I’m one of those people that never goes grocery shopping without a list. I take the extra time (much to my partner’s annoyance) to plan my meals for the week and list all the ingredients I need before heading to Coles. If I don’t have a plan I end up wandering the aisles aimlessly trying to come up with meal ideas as I shop, only to come home missing a crucial ingredient, or to find I have bought a whole bunch of ingredients that don’t work together, or ingredients that I already have in the cupboard.
Do you sometimes feel your committee’s approach to long term strata planning is like my grocery shopping without a list? You know generally what you want to achieve but money gets spent on ventures that aren’t well received, projects drag past the deadline as important decisions aren’t getting made, or various projects don’t come together in a complementary fashion?
Maybe what your committee is lacking is a strategic plan.
Adopting a strategy involves looking at where you want to be, and setting out the pathway that will get you there from where you are now. Organisations need strategy to give long term coherence to their choices and actions.
A good strategic planning process must be connected to the mission and identity of the organisation. A body corporate/owners corporation’s mission is to administer, manage and control the common property, with the overarching objective of preserving or improving property values. Committee strategic plans should therefore be ‘big picture’ documents which focus on creating the optimum physical environment in the community and consequently increasing its value.
We know that committee members are generally unremunerated volunteers who join with the best intentions for their strata community. Despite this motivation, a lack of clear strategy can result in the committee becoming overstretched and ineffective, and projects may fail to achieve the committee’s goals. To bring those good intentions to fruition, your committee needs to implement a strategic plan.

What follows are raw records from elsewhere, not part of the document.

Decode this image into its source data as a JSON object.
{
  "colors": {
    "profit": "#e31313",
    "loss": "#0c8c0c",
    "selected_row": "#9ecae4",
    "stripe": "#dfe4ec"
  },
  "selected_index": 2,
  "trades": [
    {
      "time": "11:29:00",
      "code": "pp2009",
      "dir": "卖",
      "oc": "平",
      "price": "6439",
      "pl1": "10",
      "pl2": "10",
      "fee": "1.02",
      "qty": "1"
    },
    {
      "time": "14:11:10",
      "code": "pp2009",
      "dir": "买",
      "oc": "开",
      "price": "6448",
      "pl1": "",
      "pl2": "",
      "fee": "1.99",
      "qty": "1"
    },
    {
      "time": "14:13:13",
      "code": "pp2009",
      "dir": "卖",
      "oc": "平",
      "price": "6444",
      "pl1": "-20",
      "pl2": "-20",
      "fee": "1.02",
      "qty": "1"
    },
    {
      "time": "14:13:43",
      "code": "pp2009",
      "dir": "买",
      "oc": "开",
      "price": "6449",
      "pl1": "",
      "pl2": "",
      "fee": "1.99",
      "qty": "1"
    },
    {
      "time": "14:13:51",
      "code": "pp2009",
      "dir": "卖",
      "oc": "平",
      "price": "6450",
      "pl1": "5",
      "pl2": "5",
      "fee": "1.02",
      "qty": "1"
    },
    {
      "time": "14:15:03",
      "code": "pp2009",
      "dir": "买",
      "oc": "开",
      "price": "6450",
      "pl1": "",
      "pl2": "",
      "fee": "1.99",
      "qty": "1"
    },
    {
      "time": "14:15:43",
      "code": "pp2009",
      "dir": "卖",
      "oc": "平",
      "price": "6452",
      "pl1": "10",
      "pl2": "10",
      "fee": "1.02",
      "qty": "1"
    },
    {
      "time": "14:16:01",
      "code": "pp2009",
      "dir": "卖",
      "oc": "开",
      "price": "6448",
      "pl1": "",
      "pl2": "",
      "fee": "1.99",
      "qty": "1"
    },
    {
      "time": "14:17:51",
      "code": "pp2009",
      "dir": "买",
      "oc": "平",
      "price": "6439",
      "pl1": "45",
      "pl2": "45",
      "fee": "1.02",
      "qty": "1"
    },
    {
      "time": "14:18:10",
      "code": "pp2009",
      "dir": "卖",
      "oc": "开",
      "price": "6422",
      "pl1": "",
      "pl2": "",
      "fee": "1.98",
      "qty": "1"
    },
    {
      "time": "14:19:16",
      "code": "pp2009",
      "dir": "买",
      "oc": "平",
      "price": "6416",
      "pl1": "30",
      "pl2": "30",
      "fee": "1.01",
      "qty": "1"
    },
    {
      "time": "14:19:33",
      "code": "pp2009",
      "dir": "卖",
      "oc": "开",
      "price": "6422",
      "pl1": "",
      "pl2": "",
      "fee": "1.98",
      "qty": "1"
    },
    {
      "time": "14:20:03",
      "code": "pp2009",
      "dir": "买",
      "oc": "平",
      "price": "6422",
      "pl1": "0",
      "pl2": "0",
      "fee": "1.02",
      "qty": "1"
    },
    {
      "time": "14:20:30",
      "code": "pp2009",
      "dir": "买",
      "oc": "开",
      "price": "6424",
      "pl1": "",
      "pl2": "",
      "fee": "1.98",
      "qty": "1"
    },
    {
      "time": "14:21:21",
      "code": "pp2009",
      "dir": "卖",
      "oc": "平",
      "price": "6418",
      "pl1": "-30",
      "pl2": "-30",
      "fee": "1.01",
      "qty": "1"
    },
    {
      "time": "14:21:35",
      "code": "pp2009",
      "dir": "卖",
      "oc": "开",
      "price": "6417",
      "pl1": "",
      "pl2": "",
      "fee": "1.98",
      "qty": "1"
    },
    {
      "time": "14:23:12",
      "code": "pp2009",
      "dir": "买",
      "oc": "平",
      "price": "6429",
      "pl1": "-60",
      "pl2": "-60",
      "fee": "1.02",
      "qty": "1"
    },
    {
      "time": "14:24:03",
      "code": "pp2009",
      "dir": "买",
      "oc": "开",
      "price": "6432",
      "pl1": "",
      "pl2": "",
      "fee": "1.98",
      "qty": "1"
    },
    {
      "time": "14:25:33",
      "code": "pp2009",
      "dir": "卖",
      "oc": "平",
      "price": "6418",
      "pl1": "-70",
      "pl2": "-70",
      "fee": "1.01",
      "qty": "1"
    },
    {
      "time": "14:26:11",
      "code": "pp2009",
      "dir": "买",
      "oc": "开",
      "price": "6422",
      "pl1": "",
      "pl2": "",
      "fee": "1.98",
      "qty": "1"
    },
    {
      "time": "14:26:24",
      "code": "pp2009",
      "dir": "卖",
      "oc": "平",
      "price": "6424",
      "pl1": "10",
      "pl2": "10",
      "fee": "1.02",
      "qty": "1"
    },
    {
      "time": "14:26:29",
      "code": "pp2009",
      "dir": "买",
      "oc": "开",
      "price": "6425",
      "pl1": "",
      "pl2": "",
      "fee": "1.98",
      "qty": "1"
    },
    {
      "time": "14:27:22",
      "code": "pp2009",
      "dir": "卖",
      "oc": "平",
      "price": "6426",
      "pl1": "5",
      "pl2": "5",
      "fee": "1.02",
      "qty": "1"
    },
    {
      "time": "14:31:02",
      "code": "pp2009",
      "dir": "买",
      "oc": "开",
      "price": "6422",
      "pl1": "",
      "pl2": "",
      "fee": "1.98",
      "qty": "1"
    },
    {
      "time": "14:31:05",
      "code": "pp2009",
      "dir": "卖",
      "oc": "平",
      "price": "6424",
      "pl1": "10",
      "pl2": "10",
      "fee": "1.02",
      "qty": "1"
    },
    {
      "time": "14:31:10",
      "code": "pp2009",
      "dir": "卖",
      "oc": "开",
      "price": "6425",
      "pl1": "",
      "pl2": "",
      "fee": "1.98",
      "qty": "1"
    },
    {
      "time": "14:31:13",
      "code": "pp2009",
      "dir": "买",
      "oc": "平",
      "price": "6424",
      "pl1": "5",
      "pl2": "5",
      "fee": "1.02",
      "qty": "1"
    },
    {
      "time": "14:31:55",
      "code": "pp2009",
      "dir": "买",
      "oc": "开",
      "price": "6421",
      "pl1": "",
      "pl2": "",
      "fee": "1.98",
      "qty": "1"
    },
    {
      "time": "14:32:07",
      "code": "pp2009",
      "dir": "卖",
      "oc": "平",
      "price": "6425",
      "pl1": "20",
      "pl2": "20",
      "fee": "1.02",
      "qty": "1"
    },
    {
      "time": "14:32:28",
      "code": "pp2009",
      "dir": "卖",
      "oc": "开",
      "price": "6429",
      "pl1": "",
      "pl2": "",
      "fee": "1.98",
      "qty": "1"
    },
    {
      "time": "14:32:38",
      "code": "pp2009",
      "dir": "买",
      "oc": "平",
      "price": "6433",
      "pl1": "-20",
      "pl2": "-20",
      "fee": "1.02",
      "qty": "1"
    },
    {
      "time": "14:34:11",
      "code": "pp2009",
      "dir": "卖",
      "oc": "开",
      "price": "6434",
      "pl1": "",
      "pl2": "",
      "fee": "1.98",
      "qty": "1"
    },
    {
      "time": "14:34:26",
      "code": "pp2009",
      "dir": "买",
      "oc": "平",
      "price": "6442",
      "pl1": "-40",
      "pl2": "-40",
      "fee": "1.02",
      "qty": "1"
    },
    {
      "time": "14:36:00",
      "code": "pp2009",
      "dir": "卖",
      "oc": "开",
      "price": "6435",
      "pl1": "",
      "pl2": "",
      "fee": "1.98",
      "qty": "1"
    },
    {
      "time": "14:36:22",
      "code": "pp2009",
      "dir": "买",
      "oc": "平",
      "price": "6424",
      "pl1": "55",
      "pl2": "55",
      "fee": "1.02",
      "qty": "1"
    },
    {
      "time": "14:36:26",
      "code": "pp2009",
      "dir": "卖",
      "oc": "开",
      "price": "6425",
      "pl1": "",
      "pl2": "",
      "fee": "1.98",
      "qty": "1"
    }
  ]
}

Committees should decide on a strategic plan which details what they want to achieve for a specific future time frame, for example, 12 months. The plan should incorporate maintenance or improvements already set out in the sinking fund forecast, as well as any special projects the committee would like to address.
A two-stage approach to strategic planning is useful to ensure details do not get missed. Larger strategic goals should be complemented by smaller sub-plans. For example, a plan to redo the strata community’s landscaping may include a number of sub-projects such as a retaining wall project, a garden bed project and a fencing project.
These smaller project plans should nominate specific committee members to be responsible for certain actions, outline key stages and timelines, and detail budget and funding requirements.
A properly documented and well thought out strategic plan can your help committee promote your body corporate as a leading strata complex by achieving the following benefits:
Strata committees without a clear strategy can easily become overstretched and ineffective. To stop your committee projects ending up this way (like my basket of ingredients that don’t go together), talk to your SSKB strata manager about implementing a strategic plan for your community.